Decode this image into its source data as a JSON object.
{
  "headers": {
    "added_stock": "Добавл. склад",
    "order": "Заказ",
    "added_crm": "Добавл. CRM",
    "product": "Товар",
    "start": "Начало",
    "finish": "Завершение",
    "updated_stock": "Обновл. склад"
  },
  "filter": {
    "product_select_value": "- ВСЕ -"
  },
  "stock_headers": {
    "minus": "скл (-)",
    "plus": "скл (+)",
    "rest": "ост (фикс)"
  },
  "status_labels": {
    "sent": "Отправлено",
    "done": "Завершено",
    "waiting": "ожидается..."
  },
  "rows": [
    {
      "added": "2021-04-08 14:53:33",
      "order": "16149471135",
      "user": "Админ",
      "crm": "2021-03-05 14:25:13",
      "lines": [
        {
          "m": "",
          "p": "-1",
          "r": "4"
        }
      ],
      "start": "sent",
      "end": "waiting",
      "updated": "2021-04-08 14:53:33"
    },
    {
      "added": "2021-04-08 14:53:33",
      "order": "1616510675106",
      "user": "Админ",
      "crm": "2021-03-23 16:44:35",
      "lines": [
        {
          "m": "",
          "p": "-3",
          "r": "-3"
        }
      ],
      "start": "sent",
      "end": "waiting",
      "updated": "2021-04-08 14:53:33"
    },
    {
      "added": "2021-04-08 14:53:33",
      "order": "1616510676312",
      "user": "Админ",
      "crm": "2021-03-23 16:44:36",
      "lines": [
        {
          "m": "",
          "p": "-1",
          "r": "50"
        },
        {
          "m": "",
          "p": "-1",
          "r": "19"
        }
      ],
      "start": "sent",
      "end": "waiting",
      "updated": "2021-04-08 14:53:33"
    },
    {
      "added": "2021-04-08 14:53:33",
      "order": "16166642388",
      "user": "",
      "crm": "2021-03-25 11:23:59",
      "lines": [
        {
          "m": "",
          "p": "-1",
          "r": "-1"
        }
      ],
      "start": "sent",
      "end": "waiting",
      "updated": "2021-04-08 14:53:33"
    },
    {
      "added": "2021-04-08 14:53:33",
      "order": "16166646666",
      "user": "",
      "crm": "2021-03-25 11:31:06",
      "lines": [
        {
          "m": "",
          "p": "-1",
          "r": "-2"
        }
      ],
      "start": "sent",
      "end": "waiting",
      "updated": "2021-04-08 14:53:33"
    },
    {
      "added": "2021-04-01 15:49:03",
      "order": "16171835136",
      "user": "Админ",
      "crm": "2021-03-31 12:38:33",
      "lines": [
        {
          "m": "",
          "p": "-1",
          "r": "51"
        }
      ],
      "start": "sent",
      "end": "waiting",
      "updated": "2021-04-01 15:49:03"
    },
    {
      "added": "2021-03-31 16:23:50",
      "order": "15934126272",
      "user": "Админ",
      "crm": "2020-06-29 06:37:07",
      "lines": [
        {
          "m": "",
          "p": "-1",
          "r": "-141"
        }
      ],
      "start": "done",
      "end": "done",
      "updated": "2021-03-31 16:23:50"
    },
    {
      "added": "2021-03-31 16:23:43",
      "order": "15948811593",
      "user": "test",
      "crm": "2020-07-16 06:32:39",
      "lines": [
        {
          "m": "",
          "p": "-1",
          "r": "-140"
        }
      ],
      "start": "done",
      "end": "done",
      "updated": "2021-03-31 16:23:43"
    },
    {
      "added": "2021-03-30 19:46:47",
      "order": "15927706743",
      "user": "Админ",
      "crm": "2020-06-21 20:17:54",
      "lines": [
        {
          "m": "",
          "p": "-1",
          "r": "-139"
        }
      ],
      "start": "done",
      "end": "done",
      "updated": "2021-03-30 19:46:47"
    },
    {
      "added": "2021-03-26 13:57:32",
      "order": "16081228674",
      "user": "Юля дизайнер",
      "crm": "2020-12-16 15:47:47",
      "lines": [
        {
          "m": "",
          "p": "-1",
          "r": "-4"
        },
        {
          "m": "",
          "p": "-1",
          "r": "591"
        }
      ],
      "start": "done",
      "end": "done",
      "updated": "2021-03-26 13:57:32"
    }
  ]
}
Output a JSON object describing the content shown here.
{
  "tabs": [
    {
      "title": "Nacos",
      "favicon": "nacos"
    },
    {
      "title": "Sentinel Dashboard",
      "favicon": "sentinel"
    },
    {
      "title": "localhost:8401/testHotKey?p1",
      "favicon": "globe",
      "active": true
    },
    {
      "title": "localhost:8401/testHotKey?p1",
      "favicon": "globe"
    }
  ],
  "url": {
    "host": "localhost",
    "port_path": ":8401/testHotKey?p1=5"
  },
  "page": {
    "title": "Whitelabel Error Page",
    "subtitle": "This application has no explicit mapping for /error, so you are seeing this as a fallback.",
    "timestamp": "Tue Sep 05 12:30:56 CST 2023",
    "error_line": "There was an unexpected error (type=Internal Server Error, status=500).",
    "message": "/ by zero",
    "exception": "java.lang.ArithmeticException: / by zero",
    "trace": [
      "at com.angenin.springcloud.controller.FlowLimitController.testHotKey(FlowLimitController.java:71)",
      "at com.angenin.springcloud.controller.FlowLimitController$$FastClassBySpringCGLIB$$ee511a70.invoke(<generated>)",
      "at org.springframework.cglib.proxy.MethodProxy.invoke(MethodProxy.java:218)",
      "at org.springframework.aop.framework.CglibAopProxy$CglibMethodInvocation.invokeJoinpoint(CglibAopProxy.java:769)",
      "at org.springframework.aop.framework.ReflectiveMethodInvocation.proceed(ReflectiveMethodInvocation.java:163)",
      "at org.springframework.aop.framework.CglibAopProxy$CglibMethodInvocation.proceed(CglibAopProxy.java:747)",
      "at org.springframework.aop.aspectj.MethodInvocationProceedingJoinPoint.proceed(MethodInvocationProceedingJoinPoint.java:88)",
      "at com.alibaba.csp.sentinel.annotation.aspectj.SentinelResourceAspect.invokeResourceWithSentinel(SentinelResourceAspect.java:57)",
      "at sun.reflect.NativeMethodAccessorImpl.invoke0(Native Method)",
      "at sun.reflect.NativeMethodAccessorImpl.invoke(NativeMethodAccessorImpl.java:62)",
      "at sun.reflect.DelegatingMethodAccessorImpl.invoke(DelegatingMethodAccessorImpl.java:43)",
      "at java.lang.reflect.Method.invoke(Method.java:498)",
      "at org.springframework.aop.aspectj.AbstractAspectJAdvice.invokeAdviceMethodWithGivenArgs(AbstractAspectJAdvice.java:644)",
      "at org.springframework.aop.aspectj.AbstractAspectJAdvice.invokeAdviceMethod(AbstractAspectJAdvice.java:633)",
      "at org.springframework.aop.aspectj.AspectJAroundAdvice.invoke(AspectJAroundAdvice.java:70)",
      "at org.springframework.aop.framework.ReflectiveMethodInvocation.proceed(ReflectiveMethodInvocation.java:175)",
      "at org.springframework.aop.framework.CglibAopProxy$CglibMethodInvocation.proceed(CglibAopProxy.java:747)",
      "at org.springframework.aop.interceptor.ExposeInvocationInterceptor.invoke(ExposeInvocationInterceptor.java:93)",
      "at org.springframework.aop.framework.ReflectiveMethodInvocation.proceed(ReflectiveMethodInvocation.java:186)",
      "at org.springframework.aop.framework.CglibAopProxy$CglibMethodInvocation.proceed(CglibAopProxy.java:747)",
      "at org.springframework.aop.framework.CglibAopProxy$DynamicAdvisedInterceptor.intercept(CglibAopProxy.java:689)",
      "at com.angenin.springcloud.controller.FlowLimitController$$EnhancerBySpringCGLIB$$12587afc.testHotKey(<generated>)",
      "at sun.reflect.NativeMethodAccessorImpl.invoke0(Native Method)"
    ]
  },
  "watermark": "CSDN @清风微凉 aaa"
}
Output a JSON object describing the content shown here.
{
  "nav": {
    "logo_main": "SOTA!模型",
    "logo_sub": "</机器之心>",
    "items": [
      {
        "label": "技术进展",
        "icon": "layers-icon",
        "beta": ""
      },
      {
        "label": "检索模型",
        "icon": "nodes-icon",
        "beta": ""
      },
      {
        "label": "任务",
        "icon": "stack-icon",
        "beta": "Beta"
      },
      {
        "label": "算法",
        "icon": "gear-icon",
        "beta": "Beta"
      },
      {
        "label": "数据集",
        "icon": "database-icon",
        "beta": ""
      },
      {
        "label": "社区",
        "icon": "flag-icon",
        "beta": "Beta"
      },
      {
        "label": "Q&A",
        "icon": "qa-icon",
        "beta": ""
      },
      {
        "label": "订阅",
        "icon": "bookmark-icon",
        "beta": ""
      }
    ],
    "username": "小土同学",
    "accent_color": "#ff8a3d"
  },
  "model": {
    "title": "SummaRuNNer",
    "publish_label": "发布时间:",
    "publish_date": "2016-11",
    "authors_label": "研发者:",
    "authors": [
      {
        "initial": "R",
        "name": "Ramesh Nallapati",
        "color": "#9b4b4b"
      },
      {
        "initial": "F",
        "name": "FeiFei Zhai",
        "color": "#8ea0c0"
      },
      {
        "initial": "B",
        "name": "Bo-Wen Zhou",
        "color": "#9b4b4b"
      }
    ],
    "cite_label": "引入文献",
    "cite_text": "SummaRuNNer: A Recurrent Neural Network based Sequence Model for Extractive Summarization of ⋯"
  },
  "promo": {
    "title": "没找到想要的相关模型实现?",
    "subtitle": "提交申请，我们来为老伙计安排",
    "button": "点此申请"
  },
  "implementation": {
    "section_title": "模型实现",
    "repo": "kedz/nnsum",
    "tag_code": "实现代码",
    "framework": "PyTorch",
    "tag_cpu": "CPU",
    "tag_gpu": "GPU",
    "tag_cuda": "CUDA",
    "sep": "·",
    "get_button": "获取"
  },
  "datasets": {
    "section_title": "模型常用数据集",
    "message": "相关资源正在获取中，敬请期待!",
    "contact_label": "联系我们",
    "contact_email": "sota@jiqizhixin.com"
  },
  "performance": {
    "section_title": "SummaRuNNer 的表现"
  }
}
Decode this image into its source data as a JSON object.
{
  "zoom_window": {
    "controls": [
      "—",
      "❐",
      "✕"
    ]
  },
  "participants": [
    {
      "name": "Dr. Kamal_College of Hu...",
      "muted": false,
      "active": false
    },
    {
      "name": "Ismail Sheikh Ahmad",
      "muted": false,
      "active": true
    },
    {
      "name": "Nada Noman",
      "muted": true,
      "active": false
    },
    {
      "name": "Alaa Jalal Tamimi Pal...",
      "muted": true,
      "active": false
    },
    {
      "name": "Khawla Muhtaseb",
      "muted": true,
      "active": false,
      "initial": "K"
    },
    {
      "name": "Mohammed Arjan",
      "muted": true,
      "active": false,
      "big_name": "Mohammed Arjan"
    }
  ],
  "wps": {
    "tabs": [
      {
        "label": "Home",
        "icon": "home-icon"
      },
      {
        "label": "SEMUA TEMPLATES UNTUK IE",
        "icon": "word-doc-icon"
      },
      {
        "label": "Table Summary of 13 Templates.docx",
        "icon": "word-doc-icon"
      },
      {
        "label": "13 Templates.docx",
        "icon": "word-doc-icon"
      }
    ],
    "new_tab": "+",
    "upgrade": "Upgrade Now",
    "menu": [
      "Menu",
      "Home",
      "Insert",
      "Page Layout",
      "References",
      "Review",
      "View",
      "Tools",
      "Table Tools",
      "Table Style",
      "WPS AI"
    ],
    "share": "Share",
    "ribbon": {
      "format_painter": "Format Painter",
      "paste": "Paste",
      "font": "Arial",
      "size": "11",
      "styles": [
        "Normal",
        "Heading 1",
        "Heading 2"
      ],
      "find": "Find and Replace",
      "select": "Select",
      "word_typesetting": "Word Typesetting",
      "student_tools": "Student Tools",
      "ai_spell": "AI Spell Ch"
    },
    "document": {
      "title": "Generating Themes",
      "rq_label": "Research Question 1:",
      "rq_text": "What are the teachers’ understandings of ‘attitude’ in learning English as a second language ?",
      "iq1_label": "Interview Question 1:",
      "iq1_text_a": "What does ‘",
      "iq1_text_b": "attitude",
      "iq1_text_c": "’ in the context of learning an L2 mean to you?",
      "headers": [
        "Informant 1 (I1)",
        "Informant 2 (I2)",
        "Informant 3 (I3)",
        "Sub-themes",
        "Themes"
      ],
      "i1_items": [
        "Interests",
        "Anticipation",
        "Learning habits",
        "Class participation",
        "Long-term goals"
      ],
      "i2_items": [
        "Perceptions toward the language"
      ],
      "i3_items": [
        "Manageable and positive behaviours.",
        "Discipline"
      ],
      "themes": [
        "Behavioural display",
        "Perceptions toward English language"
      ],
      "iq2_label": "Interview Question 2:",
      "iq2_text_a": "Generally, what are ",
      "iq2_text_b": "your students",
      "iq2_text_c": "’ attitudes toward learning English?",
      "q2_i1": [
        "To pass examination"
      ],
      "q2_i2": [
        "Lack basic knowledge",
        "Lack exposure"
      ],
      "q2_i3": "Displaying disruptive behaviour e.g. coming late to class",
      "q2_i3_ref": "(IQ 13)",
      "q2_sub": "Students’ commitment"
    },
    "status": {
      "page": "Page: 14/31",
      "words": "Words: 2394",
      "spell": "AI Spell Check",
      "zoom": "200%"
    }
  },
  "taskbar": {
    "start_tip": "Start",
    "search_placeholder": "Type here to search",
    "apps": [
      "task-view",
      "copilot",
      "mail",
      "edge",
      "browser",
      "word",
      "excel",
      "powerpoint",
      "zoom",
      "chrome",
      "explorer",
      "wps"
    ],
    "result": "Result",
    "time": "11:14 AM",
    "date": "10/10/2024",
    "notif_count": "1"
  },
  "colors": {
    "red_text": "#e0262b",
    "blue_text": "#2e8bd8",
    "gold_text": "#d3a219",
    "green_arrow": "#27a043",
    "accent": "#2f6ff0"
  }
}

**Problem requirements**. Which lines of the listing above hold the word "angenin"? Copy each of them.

**Expected answer**.
      "at com.angenin.springcloud.controller.FlowLimitController.testHotKey(FlowLimitController.java:71)",
      "at com.angenin.springcloud.controller.FlowLimitController$$FastClassBySpringCGLIB$$ee511a70.invoke(<generated>)",
      "at com.angenin.springcloud.controller.FlowLimitController$$EnhancerBySpringCGLIB$$12587afc.testHotKey(<generated>)",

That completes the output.